2004 Olympic Games, Athens, Greece

2004 Olympic Games, Athens, Greece Photograph: Jussi Nukari / Rex USA

Converted: The world's buffest bodies lift the equivalent weight of a medium-sized cow for our entertainment.

Confused: Laughable strongman nonsense for preening protein-powder fiends.

RECOMMENDED: See our full list of London 2012 Olympic sport guides

Weightlifting - The essential guide

Street cred: Weightlifters are great to have around in a variety of situations, whether you’re on the mean streets or trying to shift a couch.

Who’s good? Chinese beefcakes obliterated the opposition in Beijing and will be imposing again at London 2012. Iran, Russia and Kazakhstan are also strong, literally.

The basics: Olympians must perform two types of lift. One is the ‘clean and jerk’, where the barbell is thrust first to the chest and then above the head.
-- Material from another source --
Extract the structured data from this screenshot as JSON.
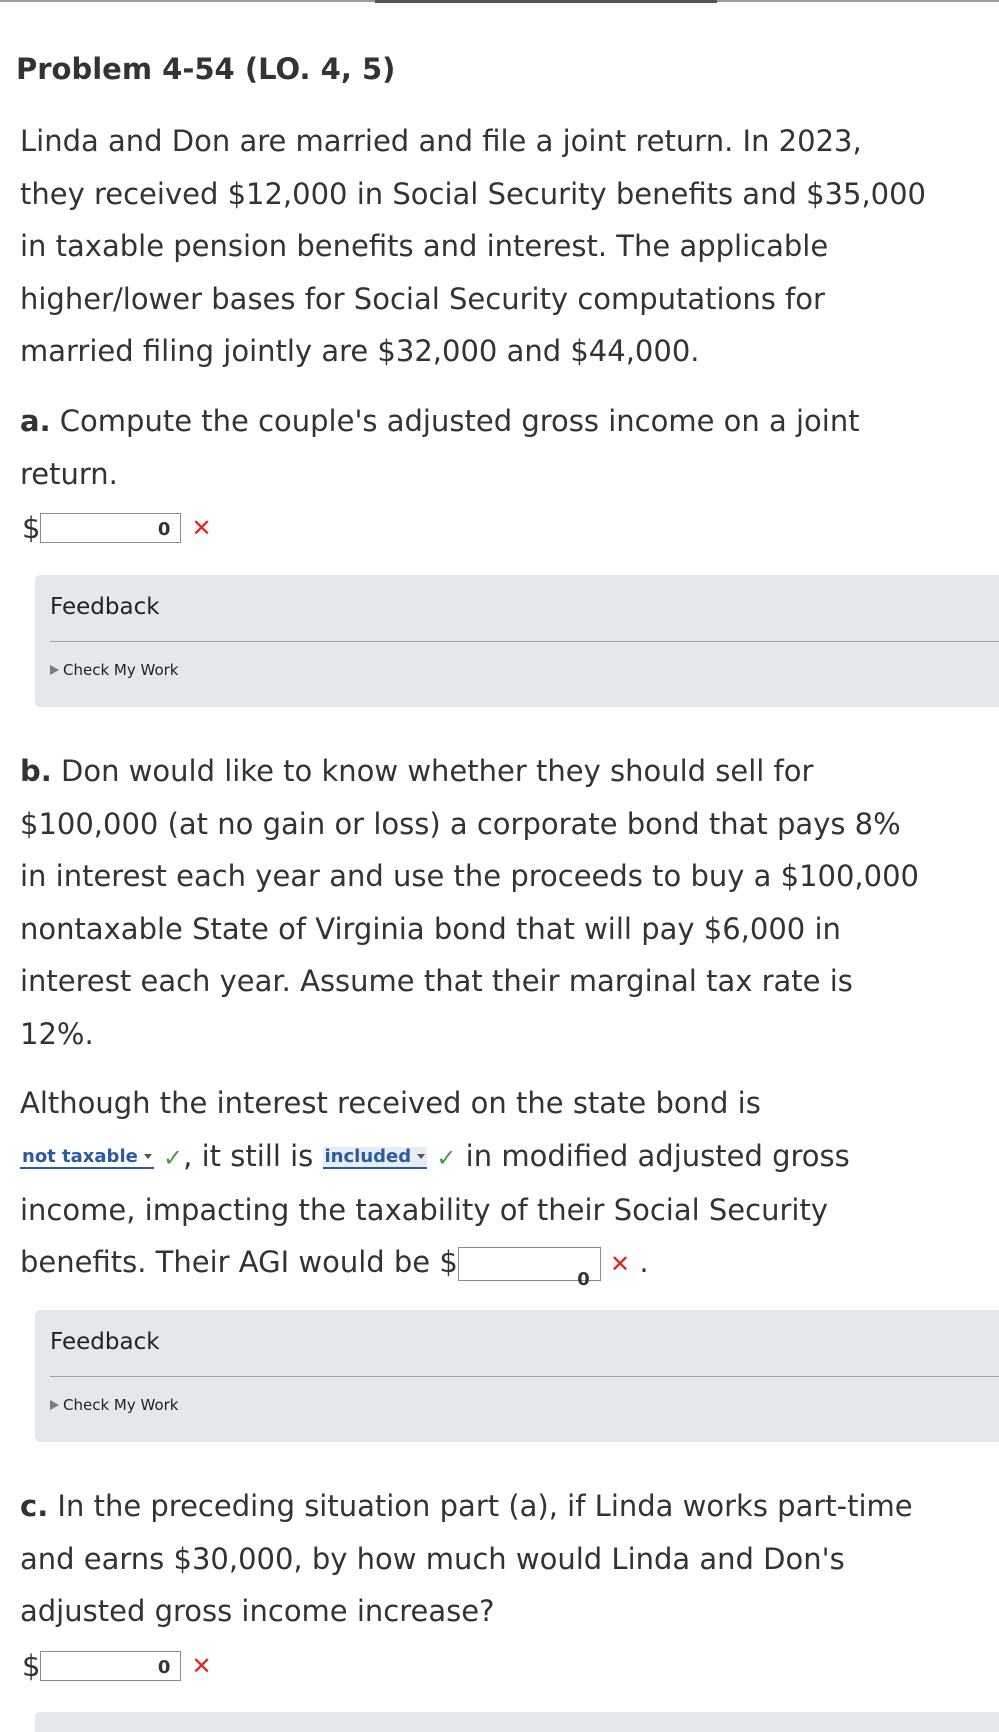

The other is the ‘snatch’, where the weight is lifted above the head in one seamless movement.

Athlete to watch: You won’t be able to miss Team USA weightlifter Holley Mangold, who at 322 pounds is one of the burlier female athletes aiming to qualify for London 2012.

Almost useless fact: The perception that all weightlifters are huge is wrong; the lighter male athletes in the Olympics weigh under 126 pounds.

Not be confused with: Powerlifting, which involves squats and bench presses and features in the Paralympic Games.

Do say: ‘A simple but effective test of brute strength that boils sports down to its very essence.'

Don't say: ‘I've seen more refined pick-up techniques in the Meatpacking District at 3am.'